Majority Democrats in the Illinois General Assembly gave no hint on Friday that they are ready to budge from opposition to Gov. Bruce Rauner's pro-business reforms after the Republican softened some of his "Turnaround Illinois" demands.
House Democrats spent part of the day holding the latest in a series of symbolic votes to show how little support exists for elements of Rauner's plan, the same thing they have been doing for days. Republicans have criticized the symbolic votes as political grandstanding.
Democrats are also continuing working behind the scenes on their own budget without the input of Rauner or Republicans in the Legislature.
"I think the budget will be on the governor's desk by the end of session," House Speaker Michael Madigan's spokesman Steve Brown said of the May 31 deadline for the regular session. Any budget passed after that date would need a three-fifths majority, a more difficult bar to clear. "We're going to wind the session down. There's no good reason to stay here longer."
"We can come back in the fall, or the winter," Brown said of dealing with Rauner's proposals.

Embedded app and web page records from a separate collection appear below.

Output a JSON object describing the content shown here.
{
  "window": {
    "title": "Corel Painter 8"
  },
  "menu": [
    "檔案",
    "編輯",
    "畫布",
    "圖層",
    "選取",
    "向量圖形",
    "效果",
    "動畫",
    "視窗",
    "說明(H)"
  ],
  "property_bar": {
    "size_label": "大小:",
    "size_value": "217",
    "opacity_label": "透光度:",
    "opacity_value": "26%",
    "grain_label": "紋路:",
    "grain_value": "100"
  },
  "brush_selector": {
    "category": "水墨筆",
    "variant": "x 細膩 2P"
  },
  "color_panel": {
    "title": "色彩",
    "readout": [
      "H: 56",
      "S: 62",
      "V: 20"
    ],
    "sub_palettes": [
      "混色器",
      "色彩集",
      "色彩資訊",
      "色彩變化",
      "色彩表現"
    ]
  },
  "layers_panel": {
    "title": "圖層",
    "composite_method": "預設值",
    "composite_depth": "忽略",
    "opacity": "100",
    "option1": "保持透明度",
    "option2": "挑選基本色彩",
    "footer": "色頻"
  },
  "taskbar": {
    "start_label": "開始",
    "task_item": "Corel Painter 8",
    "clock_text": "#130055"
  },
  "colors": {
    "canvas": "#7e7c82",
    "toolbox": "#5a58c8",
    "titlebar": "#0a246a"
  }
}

With their supermajorities, Democrats could send Rauner a budget without any Republican votes, forcing him veto the entire budget, use his authority to cut specific spending items or sign the measure into law.
In another indication it could be a long, hot summer in Springfield, Republican legislative leaders said they were less concerned about the May 31 adjournment than deadlines later in the summer for state payrolls and checks that need to be sent to public schools.
The stalemate stems from the first divided Illinois government in 12 years. Rauner, a wealthy private equity executive, is more accustomed to negotiating business deals than with an unwieldy Legislature. He has barnstormed the state demanding Democrats approve his priorities before he considers raising taxes to help fill an estimated $6 billion revenue hole in the budget. Rauner has presented a spending plan that balances the state budget entirely by slashing money for programs and services. The Democratic-led legislature objects to the deep cuts in social programs. It has the power to pass a budget with Democratic priorities, and they could choose not to consider Rauner's proposals.
Rauner put several of his proposals in writing on Friday and they were introduced as bills to the Legislature by Republican caucus leaders.
Rauner's spokesman, Lance Trover, said in an emailed statement to The Associated Press that the governor is "ready and willing to work with the General Assembly to get real structural reforms and a balanced budget. These bills represent a compromise based off of months of discussions with Republican and Democrat legislators."
The bills would impose term limits on lawmakers, freeze property taxes and tweak workers' compensation policies. Another bill would make it tougher for people to file lawsuits against businesses. Rauner is also backing legislation introduced earlier this year to allow municipalities to file bankruptcy.
Not included is legislation to create right-to-work zones where union membership would be voluntary — a proposal that has drawn strong protests from organized labor and that House lawmakers soundly defeated during a symbolic vote last week.
But the legislation does include measures to allow some local governments to opt out of collective bargaining with public-employee unions and prevailing wage agreements, which set a wage level for public sector projects such as construction.
The General Assembly went into overtime under Rauner's two Democratic predecessors, former Gov. Pat Quinn and now imprisoned former Gov. Rod Blagojevich, but impasses were resolved before checks needed to be sent out to schools beginning their academic year, Republican Senate Leader Christine Radogno of Lemont noted.
"We have to do everything that we can to wrap this up," House Republican Leader Jim Durkin said.